Leave out the pictures and repeat the entries below verbatim.

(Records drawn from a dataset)

····················

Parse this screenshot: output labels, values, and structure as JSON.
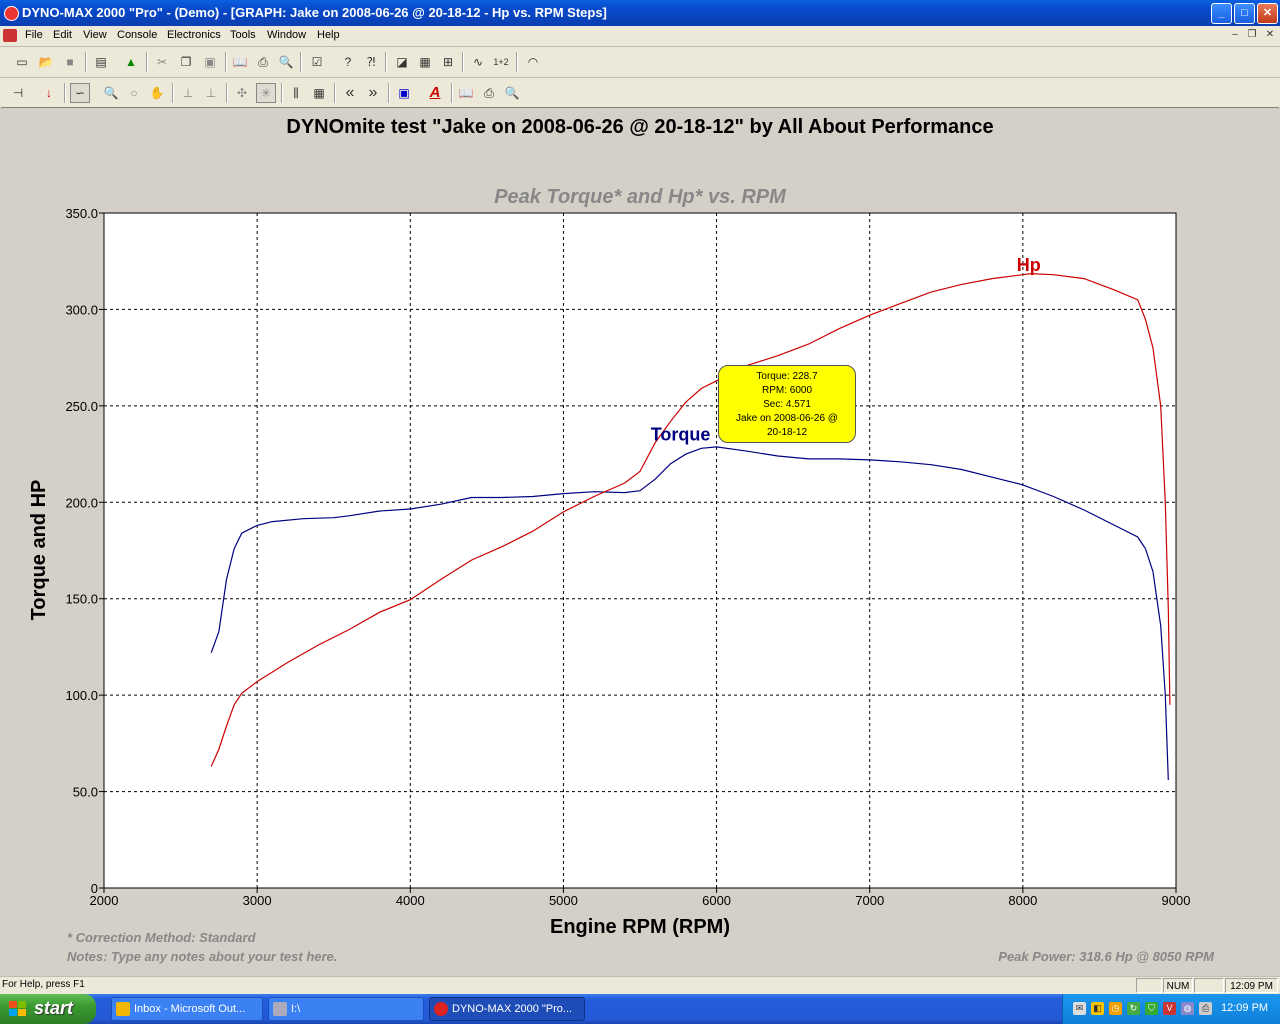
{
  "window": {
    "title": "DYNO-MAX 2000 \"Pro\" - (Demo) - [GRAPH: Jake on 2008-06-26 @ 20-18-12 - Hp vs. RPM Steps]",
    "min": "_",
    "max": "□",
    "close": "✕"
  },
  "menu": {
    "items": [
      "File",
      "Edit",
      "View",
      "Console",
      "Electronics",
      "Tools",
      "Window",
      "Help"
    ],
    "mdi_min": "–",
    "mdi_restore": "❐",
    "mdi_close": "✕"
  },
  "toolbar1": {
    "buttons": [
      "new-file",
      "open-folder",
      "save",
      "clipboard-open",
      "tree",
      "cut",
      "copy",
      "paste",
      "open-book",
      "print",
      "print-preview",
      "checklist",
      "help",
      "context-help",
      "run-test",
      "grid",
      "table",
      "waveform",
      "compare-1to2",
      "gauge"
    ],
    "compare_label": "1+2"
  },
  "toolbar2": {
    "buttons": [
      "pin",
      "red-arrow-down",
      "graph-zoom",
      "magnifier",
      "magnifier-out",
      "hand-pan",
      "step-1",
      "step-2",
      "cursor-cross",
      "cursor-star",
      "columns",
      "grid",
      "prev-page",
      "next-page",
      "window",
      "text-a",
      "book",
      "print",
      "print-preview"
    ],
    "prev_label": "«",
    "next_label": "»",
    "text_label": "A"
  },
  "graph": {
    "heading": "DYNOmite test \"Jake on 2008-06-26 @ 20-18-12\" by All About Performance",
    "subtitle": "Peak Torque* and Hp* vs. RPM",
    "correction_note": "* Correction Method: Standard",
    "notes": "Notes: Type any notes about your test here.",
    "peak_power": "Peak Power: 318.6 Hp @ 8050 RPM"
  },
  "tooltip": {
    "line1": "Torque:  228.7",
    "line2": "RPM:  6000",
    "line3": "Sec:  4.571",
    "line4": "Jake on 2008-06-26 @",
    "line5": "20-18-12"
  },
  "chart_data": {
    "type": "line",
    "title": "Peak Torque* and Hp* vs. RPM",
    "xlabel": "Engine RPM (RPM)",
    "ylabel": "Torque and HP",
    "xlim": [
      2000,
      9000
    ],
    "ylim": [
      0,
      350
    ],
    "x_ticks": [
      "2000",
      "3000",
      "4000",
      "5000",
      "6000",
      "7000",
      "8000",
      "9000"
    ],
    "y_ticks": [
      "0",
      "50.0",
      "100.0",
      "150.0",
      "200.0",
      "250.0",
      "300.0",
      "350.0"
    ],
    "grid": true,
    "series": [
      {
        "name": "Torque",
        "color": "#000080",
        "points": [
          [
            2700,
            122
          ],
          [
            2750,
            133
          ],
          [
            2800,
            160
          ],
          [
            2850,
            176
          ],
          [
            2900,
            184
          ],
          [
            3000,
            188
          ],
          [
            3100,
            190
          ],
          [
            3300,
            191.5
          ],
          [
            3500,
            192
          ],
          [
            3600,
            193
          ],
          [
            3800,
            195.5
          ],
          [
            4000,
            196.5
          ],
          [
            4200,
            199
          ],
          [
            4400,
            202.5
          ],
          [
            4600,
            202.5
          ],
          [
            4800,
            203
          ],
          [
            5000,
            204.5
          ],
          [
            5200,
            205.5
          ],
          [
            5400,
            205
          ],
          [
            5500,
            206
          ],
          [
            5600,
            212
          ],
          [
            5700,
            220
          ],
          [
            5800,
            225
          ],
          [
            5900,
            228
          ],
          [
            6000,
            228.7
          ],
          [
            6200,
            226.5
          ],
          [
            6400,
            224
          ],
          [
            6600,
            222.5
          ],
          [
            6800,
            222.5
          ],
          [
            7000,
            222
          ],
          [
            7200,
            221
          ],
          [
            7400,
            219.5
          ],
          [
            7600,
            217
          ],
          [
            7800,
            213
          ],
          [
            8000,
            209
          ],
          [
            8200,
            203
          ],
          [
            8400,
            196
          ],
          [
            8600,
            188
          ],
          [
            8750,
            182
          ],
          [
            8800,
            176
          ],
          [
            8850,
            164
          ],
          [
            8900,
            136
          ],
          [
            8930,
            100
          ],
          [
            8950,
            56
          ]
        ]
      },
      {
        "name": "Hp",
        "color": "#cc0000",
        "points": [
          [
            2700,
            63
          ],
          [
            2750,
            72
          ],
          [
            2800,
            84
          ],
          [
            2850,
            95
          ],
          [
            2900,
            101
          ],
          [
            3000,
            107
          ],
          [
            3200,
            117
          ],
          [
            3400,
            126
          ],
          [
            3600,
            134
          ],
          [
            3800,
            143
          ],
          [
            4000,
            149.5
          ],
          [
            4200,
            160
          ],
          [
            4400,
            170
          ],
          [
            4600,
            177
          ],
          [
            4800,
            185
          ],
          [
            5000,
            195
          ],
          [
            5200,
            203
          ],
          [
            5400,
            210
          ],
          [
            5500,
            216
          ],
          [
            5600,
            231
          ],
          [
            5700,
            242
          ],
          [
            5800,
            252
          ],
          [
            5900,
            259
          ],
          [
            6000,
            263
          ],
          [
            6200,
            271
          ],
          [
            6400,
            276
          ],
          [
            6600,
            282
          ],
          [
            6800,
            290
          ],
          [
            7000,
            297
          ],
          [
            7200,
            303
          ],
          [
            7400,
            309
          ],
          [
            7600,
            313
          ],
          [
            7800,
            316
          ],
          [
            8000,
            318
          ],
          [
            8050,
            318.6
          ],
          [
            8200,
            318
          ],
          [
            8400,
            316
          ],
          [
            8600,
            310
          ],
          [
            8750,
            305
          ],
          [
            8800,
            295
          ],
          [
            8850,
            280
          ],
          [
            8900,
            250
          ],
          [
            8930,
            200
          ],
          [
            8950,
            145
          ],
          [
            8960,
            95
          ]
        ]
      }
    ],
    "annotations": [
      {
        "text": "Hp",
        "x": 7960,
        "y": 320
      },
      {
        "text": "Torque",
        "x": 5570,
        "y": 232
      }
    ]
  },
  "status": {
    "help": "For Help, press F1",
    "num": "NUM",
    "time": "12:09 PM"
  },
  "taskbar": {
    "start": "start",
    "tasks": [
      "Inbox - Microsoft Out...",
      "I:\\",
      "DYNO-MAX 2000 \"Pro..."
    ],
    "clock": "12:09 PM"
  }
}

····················

> Exercise response
Parse this screenshot: output labels, values, and structure as JSON.
{
  "window": {
    "title": "DYNO-MAX 2000 \"Pro\" - (Demo) - [GRAPH: Jake on 2008-06-26 @ 20-18-12 - Hp vs. RPM Steps]",
    "min": "_",
    "max": "□",
    "close": "✕"
  },
  "menu": {
    "items": [
      "File",
      "Edit",
      "View",
      "Console",
      "Electronics",
      "Tools",
      "Window",
      "Help"
    ],
    "mdi_min": "–",
    "mdi_restore": "❐",
    "mdi_close": "✕"
  },
  "toolbar1": {
    "buttons": [
      "new-file",
      "open-folder",
      "save",
      "clipboard-open",
      "tree",
      "cut",
      "copy",
      "paste",
      "open-book",
      "print",
      "print-preview",
      "checklist",
      "help",
      "context-help",
      "run-test",
      "grid",
      "table",
      "waveform",
      "compare-1to2",
      "gauge"
    ],
    "compare_label": "1+2"
  },
  "toolbar2": {
    "buttons": [
      "pin",
      "red-arrow-down",
      "graph-zoom",
      "magnifier",
      "magnifier-out",
      "hand-pan",
      "step-1",
      "step-2",
      "cursor-cross",
      "cursor-star",
      "columns",
      "grid",
      "prev-page",
      "next-page",
      "window",
      "text-a",
      "book",
      "print",
      "print-preview"
    ],
    "prev_label": "«",
    "next_label": "»",
    "text_label": "A"
  },
  "graph": {
    "heading": "DYNOmite test \"Jake on 2008-06-26 @ 20-18-12\" by All About Performance",
    "subtitle": "Peak Torque* and Hp* vs. RPM",
    "correction_note": "* Correction Method: Standard",
    "notes": "Notes: Type any notes about your test here.",
    "peak_power": "Peak Power: 318.6 Hp @ 8050 RPM"
  },
  "tooltip": {
    "line1": "Torque:  228.7",
    "line2": "RPM:  6000",
    "line3": "Sec:  4.571",
    "line4": "Jake on 2008-06-26 @",
    "line5": "20-18-12"
  },
  "chart_data": {
    "type": "line",
    "title": "Peak Torque* and Hp* vs. RPM",
    "xlabel": "Engine RPM (RPM)",
    "ylabel": "Torque and HP",
    "xlim": [
      2000,
      9000
    ],
    "ylim": [
      0,
      350
    ],
    "x_ticks": [
      "2000",
      "3000",
      "4000",
      "5000",
      "6000",
      "7000",
      "8000",
      "9000"
    ],
    "y_ticks": [
      "0",
      "50.0",
      "100.0",
      "150.0",
      "200.0",
      "250.0",
      "300.0",
      "350.0"
    ],
    "grid": true,
    "series": [
      {
        "name": "Torque",
        "color": "#000080",
        "points": [
          [
            2700,
            122
          ],
          [
            2750,
            133
          ],
          [
            2800,
            160
          ],
          [
            2850,
            176
          ],
          [
            2900,
            184
          ],
          [
            3000,
            188
          ],
          [
            3100,
            190
          ],
          [
            3300,
            191.5
          ],
          [
            3500,
            192
          ],
          [
            3600,
            193
          ],
          [
            3800,
            195.5
          ],
          [
            4000,
            196.5
          ],
          [
            4200,
            199
          ],
          [
            4400,
            202.5
          ],
          [
            4600,
            202.5
          ],
          [
            4800,
            203
          ],
          [
            5000,
            204.5
          ],
          [
            5200,
            205.5
          ],
          [
            5400,
            205
          ],
          [
            5500,
            206
          ],
          [
            5600,
            212
          ],
          [
            5700,
            220
          ],
          [
            5800,
            225
          ],
          [
            5900,
            228
          ],
          [
            6000,
            228.7
          ],
          [
            6200,
            226.5
          ],
          [
            6400,
            224
          ],
          [
            6600,
            222.5
          ],
          [
            6800,
            222.5
          ],
          [
            7000,
            222
          ],
          [
            7200,
            221
          ],
          [
            7400,
            219.5
          ],
          [
            7600,
            217
          ],
          [
            7800,
            213
          ],
          [
            8000,
            209
          ],
          [
            8200,
            203
          ],
          [
            8400,
            196
          ],
          [
            8600,
            188
          ],
          [
            8750,
            182
          ],
          [
            8800,
            176
          ],
          [
            8850,
            164
          ],
          [
            8900,
            136
          ],
          [
            8930,
            100
          ],
          [
            8950,
            56
          ]
        ]
      },
      {
        "name": "Hp",
        "color": "#cc0000",
        "points": [
          [
            2700,
            63
          ],
          [
            2750,
            72
          ],
          [
            2800,
            84
          ],
          [
            2850,
            95
          ],
          [
            2900,
            101
          ],
          [
            3000,
            107
          ],
          [
            3200,
            117
          ],
          [
            3400,
            126
          ],
          [
            3600,
            134
          ],
          [
            3800,
            143
          ],
          [
            4000,
            149.5
          ],
          [
            4200,
            160
          ],
          [
            4400,
            170
          ],
          [
            4600,
            177
          ],
          [
            4800,
            185
          ],
          [
            5000,
            195
          ],
          [
            5200,
            203
          ],
          [
            5400,
            210
          ],
          [
            5500,
            216
          ],
          [
            5600,
            231
          ],
          [
            5700,
            242
          ],
          [
            5800,
            252
          ],
          [
            5900,
            259
          ],
          [
            6000,
            263
          ],
          [
            6200,
            271
          ],
          [
            6400,
            276
          ],
          [
            6600,
            282
          ],
          [
            6800,
            290
          ],
          [
            7000,
            297
          ],
          [
            7200,
            303
          ],
          [
            7400,
            309
          ],
          [
            7600,
            313
          ],
          [
            7800,
            316
          ],
          [
            8000,
            318
          ],
          [
            8050,
            318.6
          ],
          [
            8200,
            318
          ],
          [
            8400,
            316
          ],
          [
            8600,
            310
          ],
          [
            8750,
            305
          ],
          [
            8800,
            295
          ],
          [
            8850,
            280
          ],
          [
            8900,
            250
          ],
          [
            8930,
            200
          ],
          [
            8950,
            145
          ],
          [
            8960,
            95
          ]
        ]
      }
    ],
    "annotations": [
      {
        "text": "Hp",
        "x": 7960,
        "y": 320
      },
      {
        "text": "Torque",
        "x": 5570,
        "y": 232
      }
    ]
  },
  "status": {
    "help": "For Help, press F1",
    "num": "NUM",
    "time": "12:09 PM"
  },
  "taskbar": {
    "start": "start",
    "tasks": [
      "Inbox - Microsoft Out...",
      "I:\\",
      "DYNO-MAX 2000 \"Pro..."
    ],
    "clock": "12:09 PM"
  }
}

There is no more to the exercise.